When the cops finally decide that the killer is following the plots from a crime series, they are then able to move one step ahead to intercept her. However, as the saying goes, There’s many’s the slip, ‘twixt cup and lip, and the police are up against it in trying to find the next exact victim. Remember, this killer can think on her feet, which is a strange phrase as a person can think just as well lying down or sitting. The pressure mounts on Eve not only to stop the killer, but to do it before anyone else dies. Will she succeed? Don’t ask us, read the book!

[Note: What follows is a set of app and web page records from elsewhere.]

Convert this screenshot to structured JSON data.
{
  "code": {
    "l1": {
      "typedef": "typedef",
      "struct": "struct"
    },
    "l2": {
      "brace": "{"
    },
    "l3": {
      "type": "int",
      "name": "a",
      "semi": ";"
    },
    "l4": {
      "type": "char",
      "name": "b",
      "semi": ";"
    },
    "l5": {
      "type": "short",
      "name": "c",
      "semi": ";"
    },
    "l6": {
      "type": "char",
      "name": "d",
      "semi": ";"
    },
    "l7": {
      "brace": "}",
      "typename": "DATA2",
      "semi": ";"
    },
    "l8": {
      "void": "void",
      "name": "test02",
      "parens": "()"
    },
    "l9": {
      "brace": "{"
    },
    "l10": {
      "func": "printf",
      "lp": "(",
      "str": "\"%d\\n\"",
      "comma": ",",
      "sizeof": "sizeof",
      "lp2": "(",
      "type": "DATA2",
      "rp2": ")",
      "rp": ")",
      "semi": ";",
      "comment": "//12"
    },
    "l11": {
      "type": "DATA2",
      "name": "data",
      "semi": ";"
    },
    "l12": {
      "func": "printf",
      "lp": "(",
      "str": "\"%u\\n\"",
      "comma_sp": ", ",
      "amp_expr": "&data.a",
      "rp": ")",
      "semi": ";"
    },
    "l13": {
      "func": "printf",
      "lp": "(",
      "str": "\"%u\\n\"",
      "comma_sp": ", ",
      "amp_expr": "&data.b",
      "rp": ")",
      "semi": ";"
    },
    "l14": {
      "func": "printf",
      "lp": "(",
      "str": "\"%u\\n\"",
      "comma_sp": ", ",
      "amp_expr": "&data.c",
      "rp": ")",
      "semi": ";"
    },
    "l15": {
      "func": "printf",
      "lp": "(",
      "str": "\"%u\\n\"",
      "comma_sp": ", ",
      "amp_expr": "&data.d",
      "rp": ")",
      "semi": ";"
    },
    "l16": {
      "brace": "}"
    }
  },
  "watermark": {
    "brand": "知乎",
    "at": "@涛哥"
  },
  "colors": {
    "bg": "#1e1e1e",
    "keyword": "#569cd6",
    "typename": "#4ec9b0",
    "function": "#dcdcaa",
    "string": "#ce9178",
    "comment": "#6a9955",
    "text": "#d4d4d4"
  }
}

Dark In Death is a very good tale. Although this series could be criticized as being more of the same, Robb does just enough to make each plot-line different. The fact that the series is set in the future keeps the entire thing fresh, but it’s Robb’s writing that’s the real attraction. OK, Roarke can be a bit much at times although, in this instalment, he has toned down the mawkishness and instead concentrates on riding Eve all over their vast home. Roarke is the impossible dream for most women as he appears to be perfect. He’s charming, physically imposing and handsome, highly intelligent, a rogue turned good guy, dangerous and very compassionate and considerate. He also gives Eve multiple orgasms every time whilst waiting until she climaxes before going himself. Is there such a man in reality? Doubtful. Still, Robb has him as an Irishman so that a bonus for those of us who are Irish, although women may be disappointed when they find out that J.D. might have stretched the truth a tad. It does give us a fighting chance though.

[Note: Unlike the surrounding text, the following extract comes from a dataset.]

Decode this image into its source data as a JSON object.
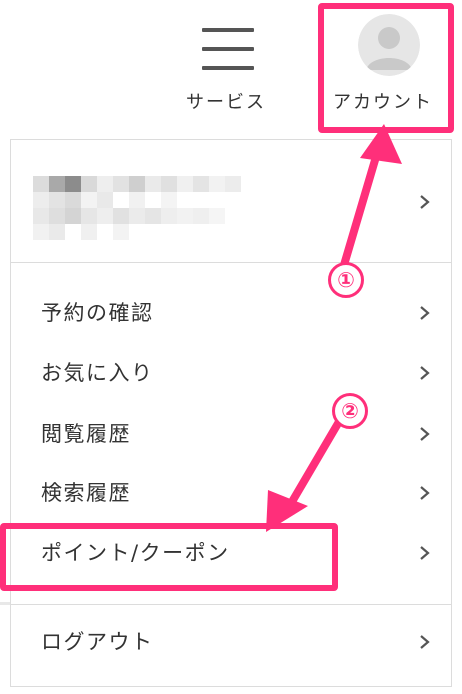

Eve always succeeds. The only question is whether or not she gets there in time to save everyone. There are many other asides running concurrent to the main plot-line. One good example is Eve’s relationship with her friends and, in particular, the help given to young Quilla who Eve manages to get an internship for with her good friend, Nadine, the high-flying TV presenter. There’s the dynamic with Somerset, Roarke’s butler and mentor, who is absent from Dark In Death. There is also the interaction between the various cops who provide some comic relief at times with Eve as the bemused straight guy. And there’s Galahad the cat. There are a lot of well-formed and likable characters in this series. Again this adds to the freshness as there are so many avenues that Robb can explore in each book. This is one of the most popular literary series in the world, and its easy to see why.
The net slowly closes around the vicious killer as the different strands of the investigation entwine. The tension builds as Eve moves closer to capturing her prey. She races to get to the psycho before another innocent dies. As always, there are unforeseen quirks and bumps to enthrall us (enthrall is a word you don’t hear so much. Rebel Voice kinds likes the word. Enthrall. It sounds almost onomatopoeic), as we are borne upon the capable feminist shoulders of Eve in her pursuit of justice and bad people. We’ll all arrive together, though, both sated and hungry for more.
Sult scale rating: 7.5 out of 10. Yet another winner from J.D. Robb as we get the pleasure of Eve Dallas and her friends, and have the opportunity to explore the world of New York in 2061. There is blood, sex, violence, funky fashion and weird machines, all wrapped up in a story-line that is a cross between Murder She Wrote and Blade Runner. If you like the idea of Jessica Fletcher as a kick-ass, sexy-as-hell New York cop with a roguish Irish billionaire husband, then this is the book for you. Note, there is still no movie of this series. The futuristic settings would be a financial burden, but surely the cost would be worth it as there is a ready-made audience, just waiting.